Younger fans of the Premier League may only know Alan Shearer as a regular pundit on the Match of the Day sofa. It is now 13 years since the former England captain hung up his boots, and almost two and a half decades since he won his only title with Blackburn Rovers. Yet although a side spearheaded by Shearer only once finished on top of the pile, the ex-striker remains in first place in one category: the Premier League’s all-time top goalscorer list.
Shearer made the net bulge in England’s rebranded, post-1992 top flight (he also scored 23 league goals for Southampton in the old First Division) on no fewer than 260 occasions, a phenomenal record even before you consider the fact that he was not playing for a club like Manchester United who dominated the division for the bulk of his career. Shearer only failed to reach double figures in three of his 15 Premier League seasons, and two of those were marred with injury. While playing for Blackburn in the mid-1990s, he broke the 30-goal barrier three campaigns on the bounce.

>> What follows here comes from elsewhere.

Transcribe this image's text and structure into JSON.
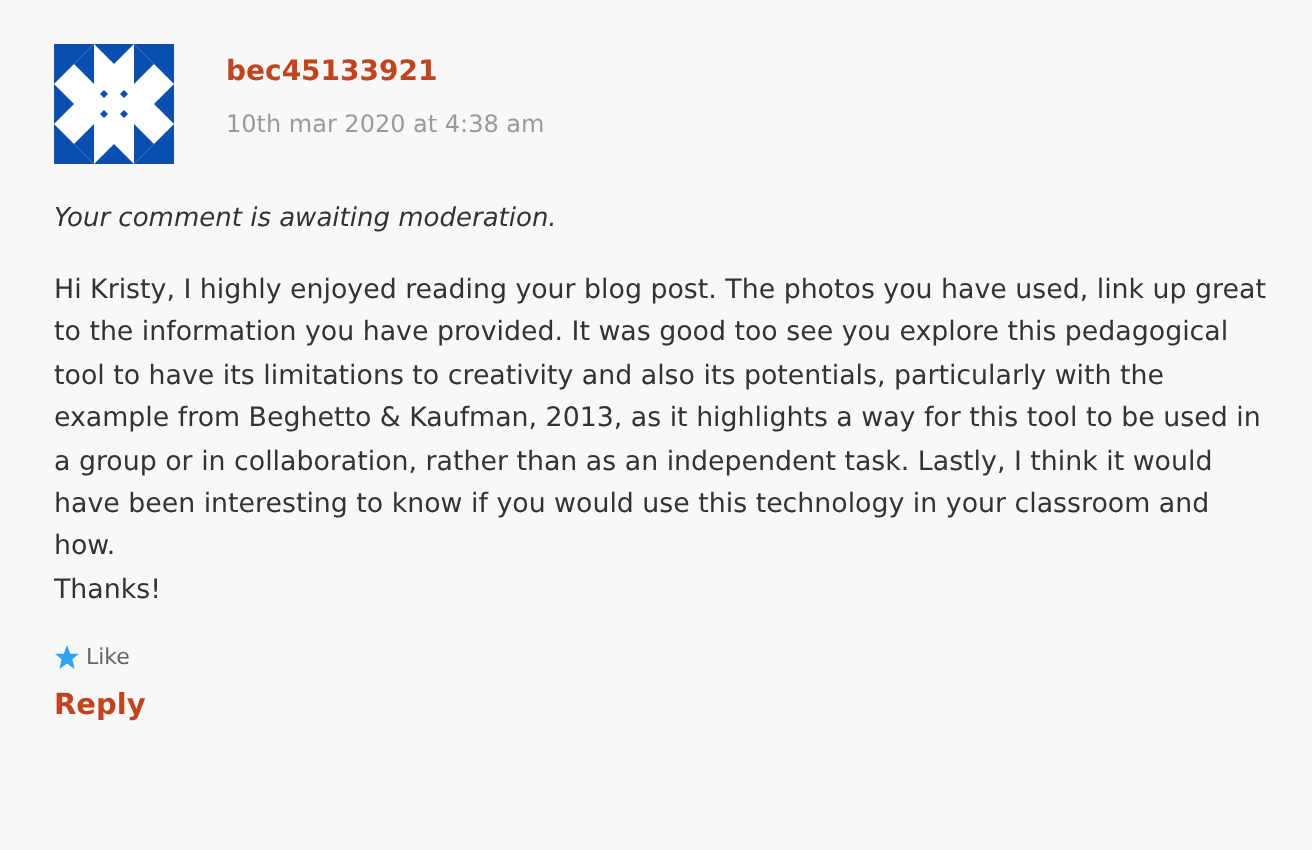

For a time it looked as if Wayne Rooney could overtake Shearer at the summit, but the former Manchester United and Everton frontman is still 52 goals shy of his compatriot in second spot – and unless a miracle occurs upon his return to English football with Derby County, he is unlikely to make up the difference. Sergio Agüero remains 95 shy of Shearer and will turn 32 next year, so perhaps it is Harry Kane who has the best chance of becoming the next No.1.
The Tottenham man’s brace against Aston Villa last weekend lifted him onto 127 goals, level in 13th place with Jimmy Floyd Hasselbaink. He has made only 182 appearances in the Premier League thus far, giving him a magnificent ratio of 0.7 goals per game – a superior record to Shearer (0.59), Agüero (0.69), Rooney (0.42), Thierry Henry (0.68) and everyone else who has reached a century of strikes in the division.

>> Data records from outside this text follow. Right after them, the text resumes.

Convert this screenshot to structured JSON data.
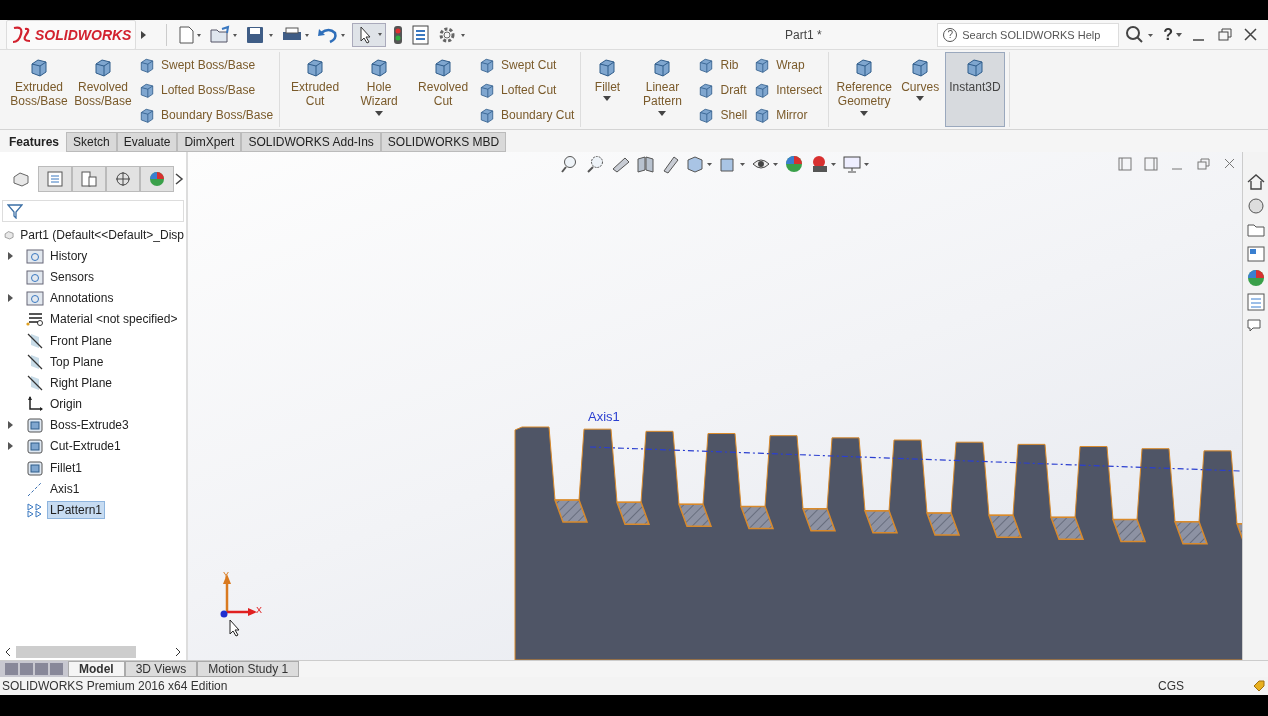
{
  "window": {
    "logo": "SOLIDWORKS",
    "title": "Part1 *",
    "select_tool_active": true
  },
  "help_search": {
    "icon": "?",
    "placeholder": "Search SOLIDWORKS Help"
  },
  "help_menu": {
    "symbol": "?"
  },
  "ribbon": {
    "groups": [
      {
        "items": [
          {
            "kind": "large",
            "label": "Extruded Boss/Base",
            "dropdown": false,
            "on": false
          },
          {
            "kind": "large",
            "label": "Revolved Boss/Base",
            "dropdown": false,
            "on": false
          },
          {
            "kind": "stack",
            "entries": [
              "Swept Boss/Base",
              "Lofted Boss/Base",
              "Boundary Boss/Base"
            ]
          }
        ]
      },
      {
        "items": [
          {
            "kind": "large",
            "label": "Extruded Cut",
            "dropdown": false,
            "on": false
          },
          {
            "kind": "large",
            "label": "Hole Wizard",
            "dropdown": true,
            "on": false
          },
          {
            "kind": "large",
            "label": "Revolved Cut",
            "dropdown": false,
            "on": false
          },
          {
            "kind": "stack",
            "entries": [
              "Swept Cut",
              "Lofted Cut",
              "Boundary Cut"
            ]
          }
        ]
      },
      {
        "items": [
          {
            "kind": "large",
            "label": "Fillet",
            "dropdown": true,
            "on": false
          },
          {
            "kind": "large",
            "label": "Linear Pattern",
            "dropdown": true,
            "on": false
          },
          {
            "kind": "stack",
            "entries": [
              "Rib",
              "Draft",
              "Shell"
            ]
          },
          {
            "kind": "stack",
            "entries": [
              "Wrap",
              "Intersect",
              "Mirror"
            ]
          }
        ]
      },
      {
        "items": [
          {
            "kind": "large",
            "label": "Reference Geometry",
            "dropdown": true,
            "on": false
          },
          {
            "kind": "large",
            "label": "Curves",
            "dropdown": true,
            "on": false
          },
          {
            "kind": "large",
            "label": "Instant3D",
            "dropdown": false,
            "on": true
          }
        ]
      }
    ]
  },
  "command_tabs": [
    {
      "label": "Features",
      "selected": true
    },
    {
      "label": "Sketch",
      "selected": false
    },
    {
      "label": "Evaluate",
      "selected": false
    },
    {
      "label": "DimXpert",
      "selected": false
    },
    {
      "label": "SOLIDWORKS Add-Ins",
      "selected": false
    },
    {
      "label": "SOLIDWORKS MBD",
      "selected": false
    }
  ],
  "panel_tabs": [
    {
      "selected": true
    },
    {
      "selected": false
    },
    {
      "selected": false
    },
    {
      "selected": false
    },
    {
      "selected": false
    }
  ],
  "tree": {
    "root": "Part1  (Default<<Default>_Disp",
    "items": [
      {
        "label": "History",
        "kind": "folder",
        "expandable": true,
        "selected": false
      },
      {
        "label": "Sensors",
        "kind": "folder",
        "expandable": false,
        "selected": false
      },
      {
        "label": "Annotations",
        "kind": "folder",
        "expandable": true,
        "selected": false
      },
      {
        "label": "Material <not specified>",
        "kind": "material",
        "expandable": false,
        "selected": false
      },
      {
        "label": "Front Plane",
        "kind": "plane",
        "expandable": false,
        "selected": false
      },
      {
        "label": "Top Plane",
        "kind": "plane",
        "expandable": false,
        "selected": false
      },
      {
        "label": "Right Plane",
        "kind": "plane",
        "expandable": false,
        "selected": false
      },
      {
        "label": "Origin",
        "kind": "origin",
        "expandable": false,
        "selected": false
      },
      {
        "label": "Boss-Extrude3",
        "kind": "feature",
        "expandable": true,
        "selected": false
      },
      {
        "label": "Cut-Extrude1",
        "kind": "feature",
        "expandable": true,
        "selected": false
      },
      {
        "label": "Fillet1",
        "kind": "feature",
        "expandable": false,
        "selected": false
      },
      {
        "label": "Axis1",
        "kind": "axis",
        "expandable": false,
        "selected": false
      },
      {
        "label": "LPattern1",
        "kind": "pattern",
        "expandable": false,
        "selected": true
      }
    ]
  },
  "graphics": {
    "axis_label": "Axis1",
    "triad": {
      "x": "X",
      "y": "Y"
    }
  },
  "bottom_tabs": [
    {
      "label": "Model",
      "selected": true
    },
    {
      "label": "3D Views",
      "selected": false
    },
    {
      "label": "Motion Study 1",
      "selected": false
    }
  ],
  "status_bar": {
    "edition": "SOLIDWORKS Premium 2016 x64 Edition",
    "units": "CGS"
  }
}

If Kane maintains that rate going forward, he will need to play a total of 373 games to break Shearer’s record. Over the last five campaigns he has averaged 33 outings per season – so on that trajectory, we can say that Kane could claim top spot in the scoring stakes during the 2024/25 campaign.
But football is not that simple. Shearer himself could have netted more than 260 times had he stayed fit at certain points of his career; in 1997/98 he only played 17 Premier League games for Newcastle United, and exactly half of the Magpies’ 38 matches in 2000/01. Kane has had persistent problems with his ankle in recent years, and no player is immune from having to change their game or retire early because of injury. For a long time it appeared that Rooney was destined to overtake Shearer, but he bowed out of the Premier League far sooner than many expected when he was in his early-30s.
Moreover, Shearer spent the entirety of his career in England, and it is not yet clear whether Kane will do the same. Tottenham have made admirable progress in recent years, and the hope is that the move to a new stadium will consolidate that advancement. But for now at least, their chances of success seem to be tied to Mauricio Pochettino; should the Argentine depart at the end of this season or next and Spurs begin to move backwards, Kane may consider his future. Should that be the case, he would almost certainly attract the interest of clubs like Real Madrid and Juventus.
For now Kane will no doubt be focused on more immediate goals as Tottenham seek their first trophy of the Pochettino era, but a player of his quality and ambition will surely have envisaged one day breaking Shearer’s record. Kane is clearly on the right path, but there is still a long way to go before England’s current No.9 overtakes one of his predecessors.